# Work task
Top to bottom, every record is to be copied word for word.

*** Recorded information ***

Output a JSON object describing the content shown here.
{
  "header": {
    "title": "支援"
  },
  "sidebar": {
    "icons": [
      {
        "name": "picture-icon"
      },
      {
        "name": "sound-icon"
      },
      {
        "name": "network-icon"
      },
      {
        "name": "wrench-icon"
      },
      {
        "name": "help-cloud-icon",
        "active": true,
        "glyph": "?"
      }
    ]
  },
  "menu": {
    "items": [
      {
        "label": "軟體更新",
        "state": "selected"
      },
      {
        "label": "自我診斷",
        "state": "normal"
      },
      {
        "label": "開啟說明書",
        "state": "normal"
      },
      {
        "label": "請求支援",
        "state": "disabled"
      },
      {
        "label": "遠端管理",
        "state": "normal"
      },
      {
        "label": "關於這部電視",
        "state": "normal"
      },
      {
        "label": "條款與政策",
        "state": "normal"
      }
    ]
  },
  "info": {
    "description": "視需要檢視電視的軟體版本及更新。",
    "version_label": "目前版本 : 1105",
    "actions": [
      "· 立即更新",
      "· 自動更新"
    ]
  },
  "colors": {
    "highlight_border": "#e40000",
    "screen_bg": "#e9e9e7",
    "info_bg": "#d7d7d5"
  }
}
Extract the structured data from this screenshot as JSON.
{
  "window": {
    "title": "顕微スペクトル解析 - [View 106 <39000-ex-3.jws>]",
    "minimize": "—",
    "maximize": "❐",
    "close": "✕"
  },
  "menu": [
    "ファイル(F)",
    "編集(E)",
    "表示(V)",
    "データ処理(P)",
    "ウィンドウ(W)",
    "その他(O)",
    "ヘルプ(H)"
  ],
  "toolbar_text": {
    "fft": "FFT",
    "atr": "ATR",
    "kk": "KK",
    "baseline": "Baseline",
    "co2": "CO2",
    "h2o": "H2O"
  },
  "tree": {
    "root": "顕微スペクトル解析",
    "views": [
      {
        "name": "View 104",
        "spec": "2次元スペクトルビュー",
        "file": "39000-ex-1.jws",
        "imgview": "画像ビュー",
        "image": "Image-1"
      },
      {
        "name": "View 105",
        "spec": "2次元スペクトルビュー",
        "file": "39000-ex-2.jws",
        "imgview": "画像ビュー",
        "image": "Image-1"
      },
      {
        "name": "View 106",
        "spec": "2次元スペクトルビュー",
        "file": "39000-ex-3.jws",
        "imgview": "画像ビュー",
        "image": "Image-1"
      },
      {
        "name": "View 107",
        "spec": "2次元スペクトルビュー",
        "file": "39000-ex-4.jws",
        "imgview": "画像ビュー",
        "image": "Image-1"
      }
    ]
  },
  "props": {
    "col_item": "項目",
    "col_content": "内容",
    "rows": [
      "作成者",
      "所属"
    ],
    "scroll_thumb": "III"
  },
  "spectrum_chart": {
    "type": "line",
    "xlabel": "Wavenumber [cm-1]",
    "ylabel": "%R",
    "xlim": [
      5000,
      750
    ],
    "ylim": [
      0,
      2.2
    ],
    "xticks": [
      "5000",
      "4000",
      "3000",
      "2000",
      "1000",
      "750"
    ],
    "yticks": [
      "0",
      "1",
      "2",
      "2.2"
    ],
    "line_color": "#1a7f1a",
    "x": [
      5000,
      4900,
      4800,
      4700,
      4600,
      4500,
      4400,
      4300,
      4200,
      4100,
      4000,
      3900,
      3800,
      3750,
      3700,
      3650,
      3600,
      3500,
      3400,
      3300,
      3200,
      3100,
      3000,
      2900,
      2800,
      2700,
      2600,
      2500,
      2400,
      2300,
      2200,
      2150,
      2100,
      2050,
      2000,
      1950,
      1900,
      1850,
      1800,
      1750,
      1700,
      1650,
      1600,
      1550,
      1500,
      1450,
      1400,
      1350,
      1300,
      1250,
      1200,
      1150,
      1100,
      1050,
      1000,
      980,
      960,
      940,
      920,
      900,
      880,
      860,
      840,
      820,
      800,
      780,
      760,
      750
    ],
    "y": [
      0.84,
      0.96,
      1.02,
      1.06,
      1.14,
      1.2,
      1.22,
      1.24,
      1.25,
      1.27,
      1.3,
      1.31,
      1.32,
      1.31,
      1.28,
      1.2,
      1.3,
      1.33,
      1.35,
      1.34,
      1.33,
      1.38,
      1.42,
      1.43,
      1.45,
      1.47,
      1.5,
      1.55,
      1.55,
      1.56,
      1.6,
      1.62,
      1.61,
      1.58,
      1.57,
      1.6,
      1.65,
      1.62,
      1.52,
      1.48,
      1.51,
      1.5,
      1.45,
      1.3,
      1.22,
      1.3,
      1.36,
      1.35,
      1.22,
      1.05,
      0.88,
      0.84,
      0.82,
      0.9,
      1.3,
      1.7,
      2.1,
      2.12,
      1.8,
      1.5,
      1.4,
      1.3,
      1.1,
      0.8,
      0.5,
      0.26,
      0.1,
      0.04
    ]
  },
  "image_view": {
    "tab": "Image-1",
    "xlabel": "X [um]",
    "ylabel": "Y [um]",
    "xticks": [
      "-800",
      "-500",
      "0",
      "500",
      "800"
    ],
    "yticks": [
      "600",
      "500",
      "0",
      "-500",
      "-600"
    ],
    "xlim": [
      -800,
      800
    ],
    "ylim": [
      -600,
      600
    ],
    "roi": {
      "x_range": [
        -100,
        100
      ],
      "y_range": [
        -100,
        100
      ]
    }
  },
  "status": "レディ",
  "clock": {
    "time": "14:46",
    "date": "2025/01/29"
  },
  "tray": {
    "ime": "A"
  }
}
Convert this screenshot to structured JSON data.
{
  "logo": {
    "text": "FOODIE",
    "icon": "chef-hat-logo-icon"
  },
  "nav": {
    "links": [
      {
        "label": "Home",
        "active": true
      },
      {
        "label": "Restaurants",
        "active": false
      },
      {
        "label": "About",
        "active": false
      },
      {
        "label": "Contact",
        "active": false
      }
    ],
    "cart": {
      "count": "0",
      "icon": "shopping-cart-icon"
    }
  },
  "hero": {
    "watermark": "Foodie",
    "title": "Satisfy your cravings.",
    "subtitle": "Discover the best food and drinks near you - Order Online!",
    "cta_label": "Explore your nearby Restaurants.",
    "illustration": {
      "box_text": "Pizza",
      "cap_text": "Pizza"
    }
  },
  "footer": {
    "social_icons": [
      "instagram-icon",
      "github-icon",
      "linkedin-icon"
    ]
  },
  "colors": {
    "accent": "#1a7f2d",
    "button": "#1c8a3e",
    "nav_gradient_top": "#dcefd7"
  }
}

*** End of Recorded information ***

# Answer to the exercise
Output a JSON object describing the content shown here.
{
  "header": {
    "title": "支援"
  },
  "sidebar": {
    "icons": [
      {
        "name": "picture-icon"
      },
      {
        "name": "sound-icon"
      },
      {
        "name": "network-icon"
      },
      {
        "name": "wrench-icon"
      },
      {
        "name": "help-cloud-icon",
        "active": true,
        "glyph": "?"
      }
    ]
  },
  "menu": {
    "items": [
      {
        "label": "軟體更新",
        "state": "selected"
      },
      {
        "label": "自我診斷",
        "state": "normal"
      },
      {
        "label": "開啟說明書",
        "state": "normal"
      },
      {
        "label": "請求支援",
        "state": "disabled"
      },
      {
        "label": "遠端管理",
        "state": "normal"
      },
      {
        "label": "關於這部電視",
        "state": "normal"
      },
      {
        "label": "條款與政策",
        "state": "normal"
      }
    ]
  },
  "info": {
    "description": "視需要檢視電視的軟體版本及更新。",
    "version_label": "目前版本 : 1105",
    "actions": [
      "· 立即更新",
      "· 自動更新"
    ]
  },
  "colors": {
    "highlight_border": "#e40000",
    "screen_bg": "#e9e9e7",
    "info_bg": "#d7d7d5"
  }
}
Extract the structured data from this screenshot as JSON.
{
  "window": {
    "title": "顕微スペクトル解析 - [View 106 <39000-ex-3.jws>]",
    "minimize": "—",
    "maximize": "❐",
    "close": "✕"
  },
  "menu": [
    "ファイル(F)",
    "編集(E)",
    "表示(V)",
    "データ処理(P)",
    "ウィンドウ(W)",
    "その他(O)",
    "ヘルプ(H)"
  ],
  "toolbar_text": {
    "fft": "FFT",
    "atr": "ATR",
    "kk": "KK",
    "baseline": "Baseline",
    "co2": "CO2",
    "h2o": "H2O"
  },
  "tree": {
    "root": "顕微スペクトル解析",
    "views": [
      {
        "name": "View 104",
        "spec": "2次元スペクトルビュー",
        "file": "39000-ex-1.jws",
        "imgview": "画像ビュー",
        "image": "Image-1"
      },
      {
        "name": "View 105",
        "spec": "2次元スペクトルビュー",
        "file": "39000-ex-2.jws",
        "imgview": "画像ビュー",
        "image": "Image-1"
      },
      {
        "name": "View 106",
        "spec": "2次元スペクトルビュー",
        "file": "39000-ex-3.jws",
        "imgview": "画像ビュー",
        "image": "Image-1"
      },
      {
        "name": "View 107",
        "spec": "2次元スペクトルビュー",
        "file": "39000-ex-4.jws",
        "imgview": "画像ビュー",
        "image": "Image-1"
      }
    ]
  },
  "props": {
    "col_item": "項目",
    "col_content": "内容",
    "rows": [
      "作成者",
      "所属"
    ],
    "scroll_thumb": "III"
  },
  "spectrum_chart": {
    "type": "line",
    "xlabel": "Wavenumber [cm-1]",
    "ylabel": "%R",
    "xlim": [
      5000,
      750
    ],
    "ylim": [
      0,
      2.2
    ],
    "xticks": [
      "5000",
      "4000",
      "3000",
      "2000",
      "1000",
      "750"
    ],
    "yticks": [
      "0",
      "1",
      "2",
      "2.2"
    ],
    "line_color": "#1a7f1a",
    "x": [
      5000,
      4900,
      4800,
      4700,
      4600,
      4500,
      4400,
      4300,
      4200,
      4100,
      4000,
      3900,
      3800,
      3750,
      3700,
      3650,
      3600,
      3500,
      3400,
      3300,
      3200,
      3100,
      3000,
      2900,
      2800,
      2700,
      2600,
      2500,
      2400,
      2300,
      2200,
      2150,
      2100,
      2050,
      2000,
      1950,
      1900,
      1850,
      1800,
      1750,
      1700,
      1650,
      1600,
      1550,
      1500,
      1450,
      1400,
      1350,
      1300,
      1250,
      1200,
      1150,
      1100,
      1050,
      1000,
      980,
      960,
      940,
      920,
      900,
      880,
      860,
      840,
      820,
      800,
      780,
      760,
      750
    ],
    "y": [
      0.84,
      0.96,
      1.02,
      1.06,
      1.14,
      1.2,
      1.22,
      1.24,
      1.25,
      1.27,
      1.3,
      1.31,
      1.32,
      1.31,
      1.28,
      1.2,
      1.3,
      1.33,
      1.35,
      1.34,
      1.33,
      1.38,
      1.42,
      1.43,
      1.45,
      1.47,
      1.5,
      1.55,
      1.55,
      1.56,
      1.6,
      1.62,
      1.61,
      1.58,
      1.57,
      1.6,
      1.65,
      1.62,
      1.52,
      1.48,
      1.51,
      1.5,
      1.45,
      1.3,
      1.22,
      1.3,
      1.36,
      1.35,
      1.22,
      1.05,
      0.88,
      0.84,
      0.82,
      0.9,
      1.3,
      1.7,
      2.1,
      2.12,
      1.8,
      1.5,
      1.4,
      1.3,
      1.1,
      0.8,
      0.5,
      0.26,
      0.1,
      0.04
    ]
  },
  "image_view": {
    "tab": "Image-1",
    "xlabel": "X [um]",
    "ylabel": "Y [um]",
    "xticks": [
      "-800",
      "-500",
      "0",
      "500",
      "800"
    ],
    "yticks": [
      "600",
      "500",
      "0",
      "-500",
      "-600"
    ],
    "xlim": [
      -800,
      800
    ],
    "ylim": [
      -600,
      600
    ],
    "roi": {
      "x_range": [
        -100,
        100
      ],
      "y_range": [
        -100,
        100
      ]
    }
  },
  "status": "レディ",
  "clock": {
    "time": "14:46",
    "date": "2025/01/29"
  },
  "tray": {
    "ime": "A"
  }
}
Convert this screenshot to structured JSON data.
{
  "logo": {
    "text": "FOODIE",
    "icon": "chef-hat-logo-icon"
  },
  "nav": {
    "links": [
      {
        "label": "Home",
        "active": true
      },
      {
        "label": "Restaurants",
        "active": false
      },
      {
        "label": "About",
        "active": false
      },
      {
        "label": "Contact",
        "active": false
      }
    ],
    "cart": {
      "count": "0",
      "icon": "shopping-cart-icon"
    }
  },
  "hero": {
    "watermark": "Foodie",
    "title": "Satisfy your cravings.",
    "subtitle": "Discover the best food and drinks near you - Order Online!",
    "cta_label": "Explore your nearby Restaurants.",
    "illustration": {
      "box_text": "Pizza",
      "cap_text": "Pizza"
    }
  },
  "footer": {
    "social_icons": [
      "instagram-icon",
      "github-icon",
      "linkedin-icon"
    ]
  },
  "colors": {
    "accent": "#1a7f2d",
    "button": "#1c8a3e",
    "nav_gradient_top": "#dcefd7"
  }
}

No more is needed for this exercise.